If anyone should be upset by the opera, it should be Palestinians, who are depicted in the opera solely as terrorists and their abettors.  I found myself thinking that the opera could be really effective as hasbara [propaganda] for the Israeli government.  If the Achille Lauro hijacking took place today, rather than 30 years ago, I think that more effective anti-terrorist actions by Israel or the Navy SEALS would have probably prevented Klinghoffer’s death, and hurrah for that.  

Did I see an entirely different opera from that of the critics? I don’t think so.  The opening “Chorus of the Exiled Palestinians” certainly is an effective invocation of the pain of the Nakba.   But it is in no way exculpatory of the actions of the terrorists.  The simple truth is that for Palestinians, for all Palestinians, the events of 1948 are utterly foundational for their understanding of their political reality— for moderates, for radicals, and for terrorists. A legitimate grievance  does not justify all  actions taken in retribution, and many of the most evil villains of opera and the stage have legitimate complaints.   Except for those who want to wish away the negative consequences  of 1948, and place all the blame for the expulsion of Palestinians on the Palestinians themselves, I don’t see how else to tell the story.

The Israeli-Palestinian War of Numbers

Israel and the Palestinians are waging a demographic war. We know that. Every discussion of a two-state versus a one-state solution includes a demographic component. This framing always reminds me of high school math problems: “There are X number of Palestinians and Y number of Jew here-or-there; the Palestinians reproduce at a rate of fill-in-the-gap and and the Jews in some-other-rate (usually significantly smaller). In how many years will there be the same number of Jews and Palestinians on this land?”

But before the Symposium I knew only of one continuous battle in this war, the fight over reproduction. I had heard the Bedouins were using polygamy to increase their reproductive rates. Recently Yair Shamir, the minister of agriculture, began publicly discussing policies aimed at reducing Bedouin birthrates. Haaretz journalist B. Michael has called it genocide. MK Merav Michaeli of the Labor party created havoc when she argued that by not subsidizing contraception, but generously subsidizing fertility treatments, including the right to freeze eggs and use them until the age of 54, Israel is giving women a clear message: “The state of Israel will spend a lot of money so you will be a mother, at any age and any price. You will pay for preventing pregnancies on your own. Therefore, women do not truly control their own reproduction.”
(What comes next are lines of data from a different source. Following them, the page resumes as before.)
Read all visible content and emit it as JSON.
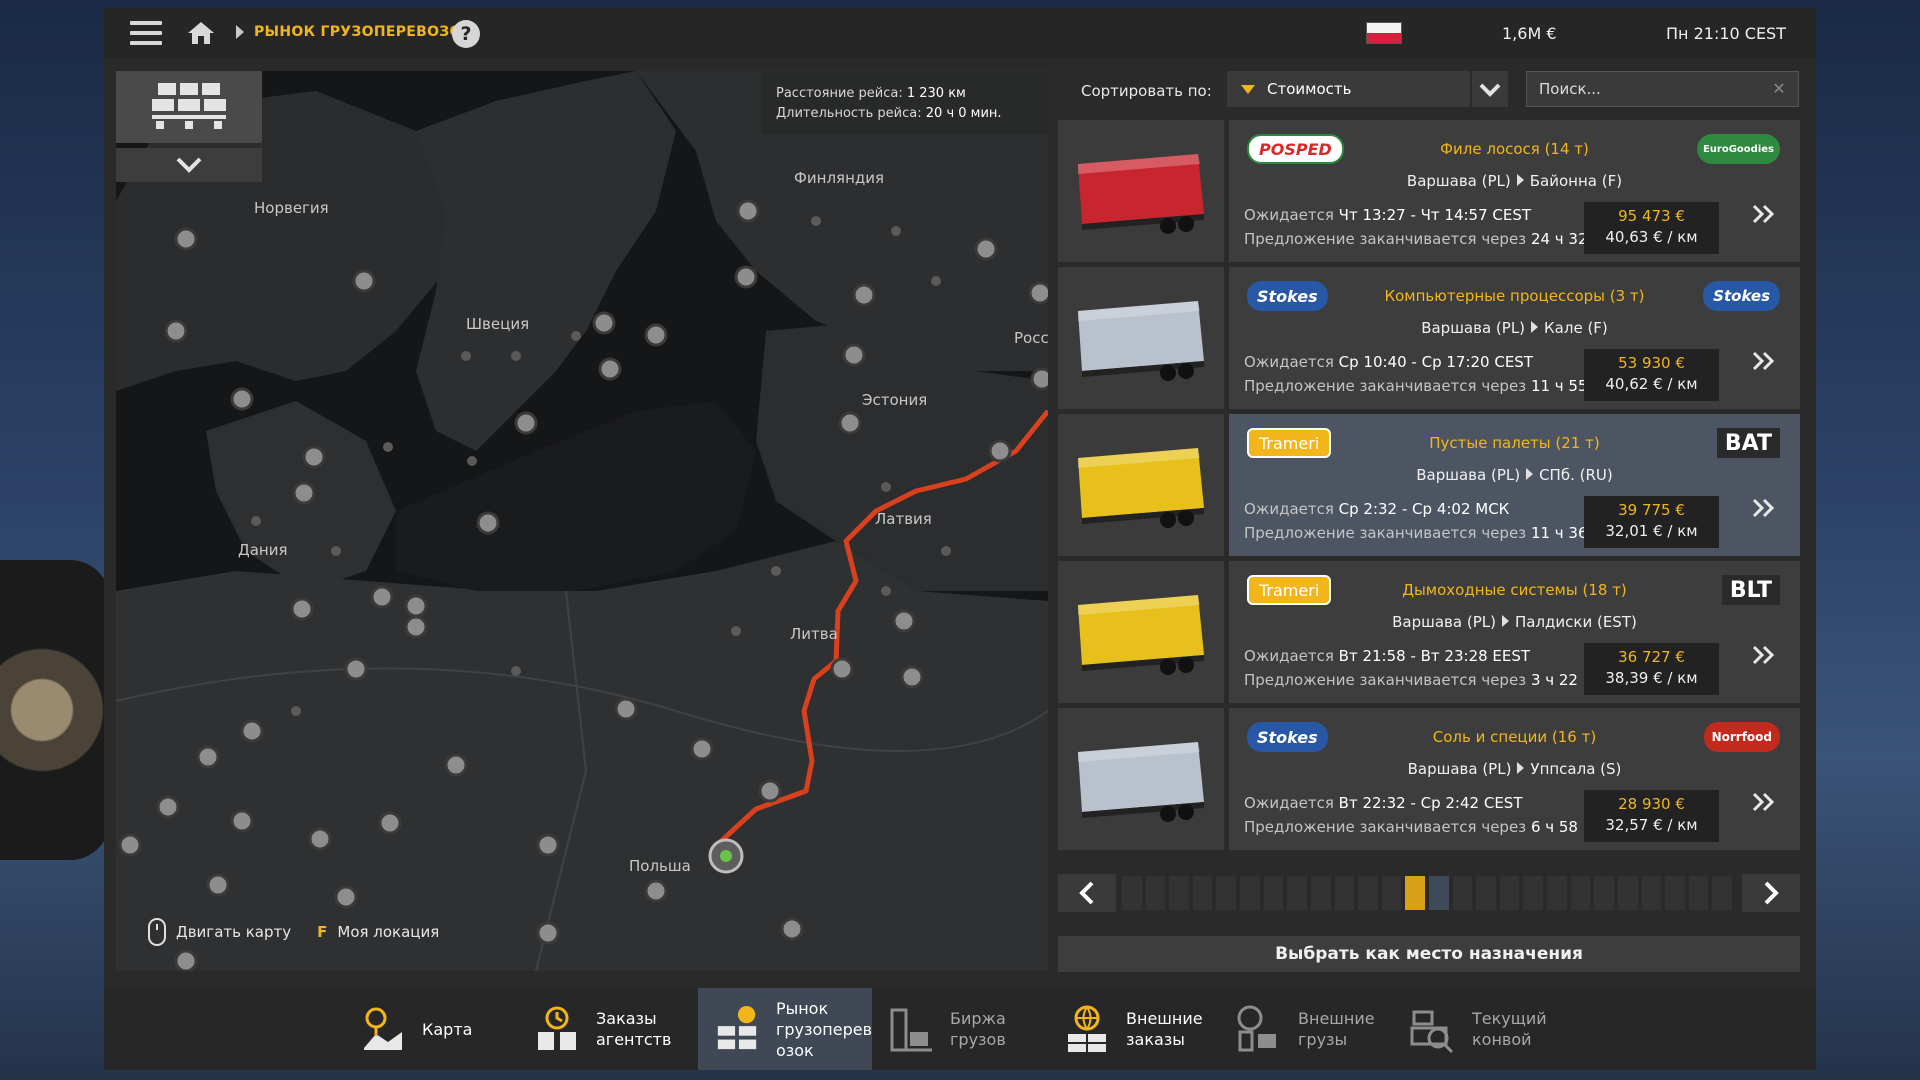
{
  "topbar": {
    "title": "РЫНОК ГРУЗОПЕРЕВОЗОК",
    "help": "?",
    "money": "1,6M  €",
    "clock": "Пн 21:10 CEST"
  },
  "map": {
    "route_distance_label": "Расстояние рейса:",
    "route_distance": "1 230 км",
    "route_duration_label": "Длительность рейса:",
    "route_duration": "20 ч 0 мин.",
    "labels": {
      "norway": "Норвегия",
      "sweden": "Швеция",
      "finland": "Финляндия",
      "estonia": "Эстония",
      "latvia": "Латвия",
      "lithuania": "Литва",
      "denmark": "Дания",
      "poland": "Польша",
      "russia": "Росс"
    },
    "hint_move": "Двигать карту",
    "hint_key": "F",
    "hint_location": "Моя локация"
  },
  "sort": {
    "label": "Сортировать по:",
    "value": "Стоимость"
  },
  "search": {
    "placeholder": "Поиск..."
  },
  "jobs": [
    {
      "company_left": "POSPED",
      "company_right": "EuroGoodies",
      "cargo": "Филе лосося (14 т)",
      "from": "Варшава (PL)",
      "to": "Байонна (F)",
      "expected_label": "Ожидается",
      "expected": "Чт 13:27 - Чт 14:57 CEST",
      "offer_label": "Предложение заканчивается через",
      "offer": "24 ч 32",
      "price": "95 473 €",
      "per_km": "40,63 € / км",
      "trailer_color": "#c9252f"
    },
    {
      "company_left": "Stokes",
      "company_right": "Stokes",
      "cargo": "Компьютерные процессоры (3 т)",
      "from": "Варшава (PL)",
      "to": "Кале (F)",
      "expected_label": "Ожидается",
      "expected": "Ср 10:40 - Ср 17:20 CEST",
      "offer_label": "Предложение заканчивается через",
      "offer": "11 ч 55",
      "price": "53 930 €",
      "per_km": "40,62 € / км",
      "trailer_color": "#b9c1cc"
    },
    {
      "company_left": "Trameri",
      "company_right": "BAT",
      "cargo": "Пустые палеты (21 т)",
      "from": "Варшава (PL)",
      "to": "СПб. (RU)",
      "expected_label": "Ожидается",
      "expected": "Ср 2:32 - Ср 4:02 МСК",
      "offer_label": "Предложение заканчивается через",
      "offer": "11 ч 36",
      "price": "39 775 €",
      "per_km": "32,01 € / км",
      "trailer_color": "#e7c01b"
    },
    {
      "company_left": "Trameri",
      "company_right": "BLT",
      "cargo": "Дымоходные системы (18 т)",
      "from": "Варшава (PL)",
      "to": "Палдиски (EST)",
      "expected_label": "Ожидается",
      "expected": "Вт 21:58 - Вт 23:28 EEST",
      "offer_label": "Предложение заканчивается через",
      "offer": "3 ч 22",
      "price": "36 727 €",
      "per_km": "38,39 € / км",
      "trailer_color": "#e7c01b"
    },
    {
      "company_left": "Stokes",
      "company_right": "Norrfood",
      "cargo": "Соль и специи (16 т)",
      "from": "Варшава (PL)",
      "to": "Уппсала (S)",
      "expected_label": "Ожидается",
      "expected": "Вт 22:32 - Ср 2:42 CEST",
      "offer_label": "Предложение заканчивается через",
      "offer": "6 ч 58",
      "price": "28 930 €",
      "per_km": "32,57 € / км",
      "trailer_color": "#b9c1cc"
    }
  ],
  "pager": {
    "total_pages": 26,
    "current_page": 12
  },
  "destination_button": "Выбрать как место назначения",
  "bottom_tabs": [
    {
      "line1": "Карта",
      "line2": "",
      "line3": ""
    },
    {
      "line1": "Заказы",
      "line2": "агентств",
      "line3": ""
    },
    {
      "line1": "Рынок",
      "line2": "грузоперев",
      "line3": "озок"
    },
    {
      "line1": "Биржа",
      "line2": "грузов",
      "line3": ""
    },
    {
      "line1": "Внешние",
      "line2": "заказы",
      "line3": ""
    },
    {
      "line1": "Внешние",
      "line2": "грузы",
      "line3": ""
    },
    {
      "line1": "Текущий",
      "line2": "конвой",
      "line3": ""
    }
  ],
  "colors": {
    "accent": "#f2b61b",
    "route": "#d8401e"
  }
}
But I never realized this was only one aspect of the demographic war. On the second day of the Symposium I had a glimpse of the other battle in the war of demographics. Aluf Benn, the editor in chief of Haaretz, mentioned a Rosh Hashana article Haaretz had published about the most popular newborn names in Israel in the previous year. Ilan Lior, Haaretz journalist, noticed that there were no Arabic names on the list. He inquired and discovered that indeed the most popular name for a baby boy in Israel was Muhamad, but the registrar thought this inappropriate and censored it. Why stick with the facts when they are inconvenient?